How much you download from the Internet varies from month to month, but is fairly consistent over the long term. This total amount of bandwidth may seem like an also-ran when compared to the speed of your connection (remember to regularly check your bandwidth performance with an Internet speed test), or its price, but knowing how much data you transmit and receive can help determine which providers offer the best deals, and which want to charge too much per megabyte; to estimate this data use, you need an Internet bandwidth calculator.
The Vanishing Buffet
Water, electricity, and natural gas are all metered based on actual consumption — the more you use per month, the higher your bill. Internet, however, has typically been an all-you-can-eat affair, allowing users to download and upload as much as they want for a fixed monthly fee. This model posed no problems for providers in the days of dial-up modems and first-generation affordable desktops, but advances in connection speed coupled with the rise of mobile devices has led to massive consumption with an expectation of unlimited use. Smartphone and tablet providers were quick to impose limits on mobile data, which consumers had no choice but to accept in an emerging market. Wired Internet providers, however, have been trying to cap the amount of data per user for years. Some companies have tried opt-in plans that come with lower monthly rates, while others give users willing to pay for higher speed packages larger data caps. Others are simply mandating caps and assessing fees for any overage; in other words, if you plan allows only 10 gigabytes per month and you download 11, expect to pay a premium.
A Quick Test with an Internet bandwidth calculator

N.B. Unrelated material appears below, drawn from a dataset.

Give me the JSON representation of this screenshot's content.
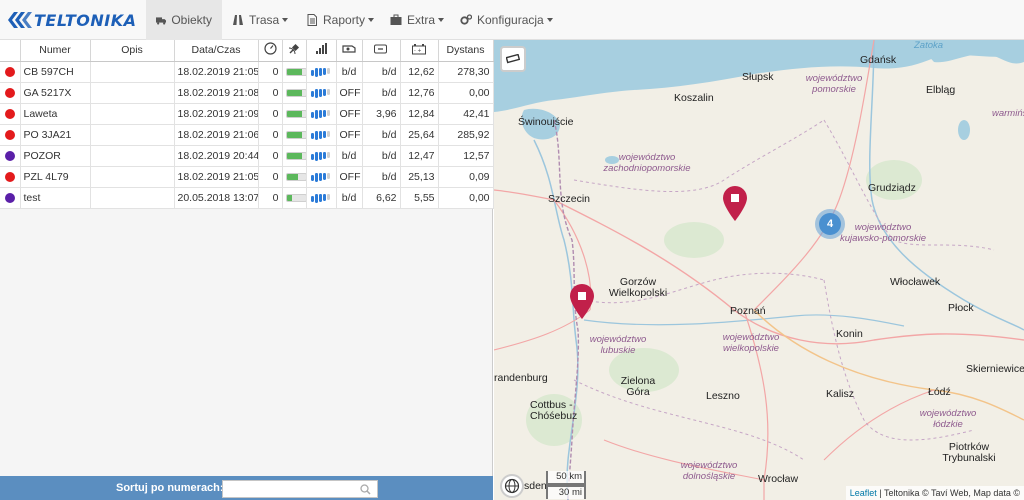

To avoid paying more than you should for data, you need to determine how much you use in a typical month. One way to find this number is by recording the size of every file you download or send — this includes emails, emails with attachments, images, videos, songs, and even the data transferred while web surfing. Although possible, most users don’t have time for this kind of detailed study and instead turn to a free Internet bandwidth calculator. Many sites offer this service, allowing you to estimate the number, type, and size of files you send and receive during the month to produce an average result. Some will give an estimated total use in gigabytes, while others will suggest how fast your connection should be to support your needs. If your concern is hitting a provider’s data ceiling, look for a calculator that returns results in amount of data downloaded; faster transfer rates do nothing to lower the cost of data overages.
Not all providers have switched over to hard caps, especially on home network or small business connections, but if you’re not sure always call and ask exactly what your plan covers and how much per gigabyte you’ll be charged for going over. Although a bandwidth calculator can’t give an exact reading on how much you’ve downloaded — or will in the coming months — using this tool is a good way to determine if you need to scale back on your downloads or find a provider that doesn’t limit your use.